BENTON — The U.S. District Court for the Southern District Court of Illinois granted Hartford Fire Insurance Co.'s motion for summary judgment on March 23, citing certain exclusions in its coverage policy maintained the company could not be held liable for property damage stemming from a burst pipe.
U.S. Magistrate Donald Wilkerson wrote that a summary judgment is appropriate when the "moving party can demonstrate 'that there is no genuine issue as to any material fact and the movant is entitled to judgment as a matter of law,'” according to the Federal Rule of Civil Procedure.
Because the leakage was "was the initial incident, not something that resulted from a flood or other related event," the court granted the summary judgment in favor of Hartford.
The case stems from a 2014 claim Zeller Properties Inc. filed after a pipe burst to replace the pipe and affected landscaping as well as the installation of a VeraShield moisture barrier system. According to information in the ruling, Hartford paid $25,000 for “water seepage” and $4,597.16 under the “tear out and repair” provision for landscaping.
The claim was based on Zeller Properties' November 2012 realization of "adhesive oozing" beneath an office space leased to Hyatt Hotels that was due to excessive moisture. In October 2013, the water pipe beneath the office ruptured and flooded the front of the building.
According to the ruling, Hartford declined to "to pay for replacing the burst pipe itself or for any specific preventative measures, like the VeraShield moisture barrier system, due to certain exclusions in the policy."
Zeller contended that the policy "necessitate[d] paying on the claim for the burst pipe," the court wrote.
Hartford's policy exclusion reads, "If direct physical loss or direct physical damage by fire, explosion or 'Sprinkler Leakage' ensues to covered property, we will pay only for such ensuing loss or damage," according to the ruling.
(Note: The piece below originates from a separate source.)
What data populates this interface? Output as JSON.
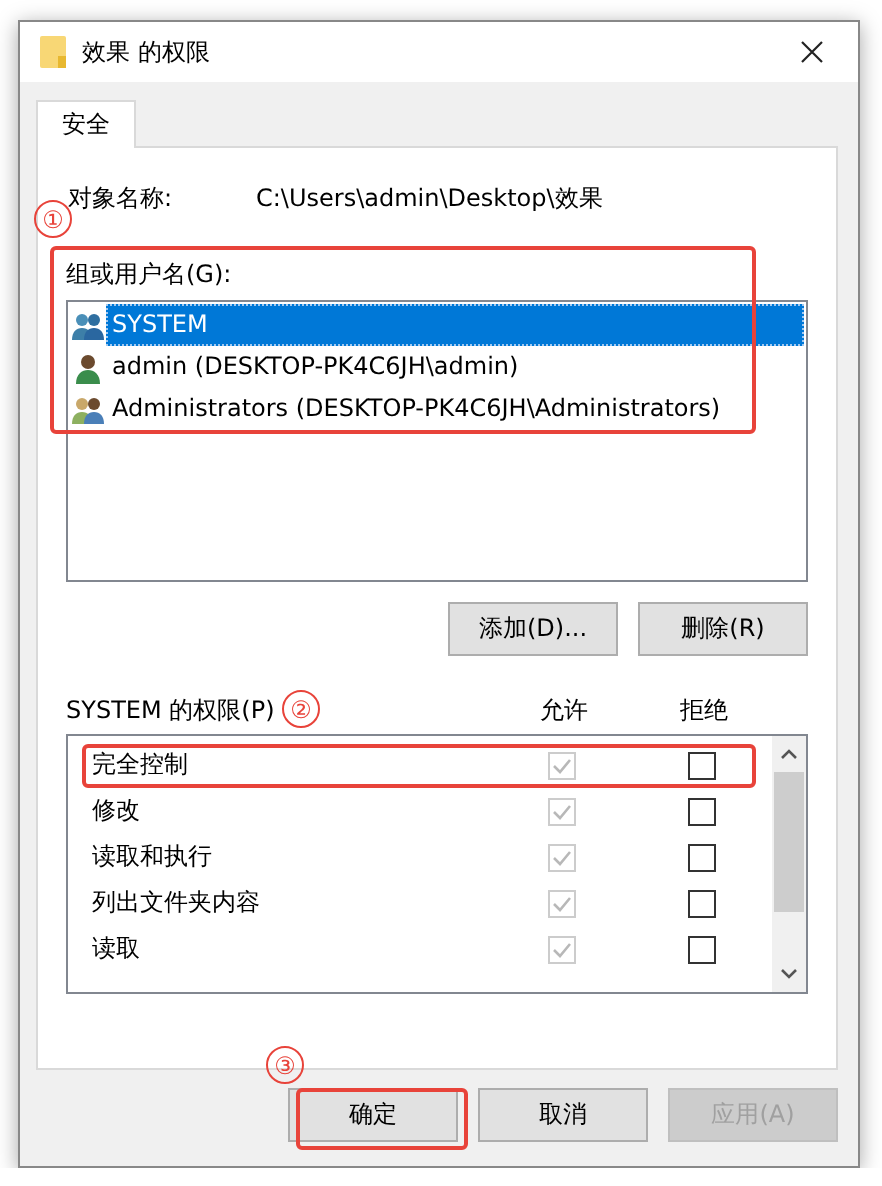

The court found this to mean Zeller would pay for damages after such an event occurs.
"The leakage in this scenario was the initial incident, not something that resulted from a flood or other related event," the court wrote in granting summary judgment.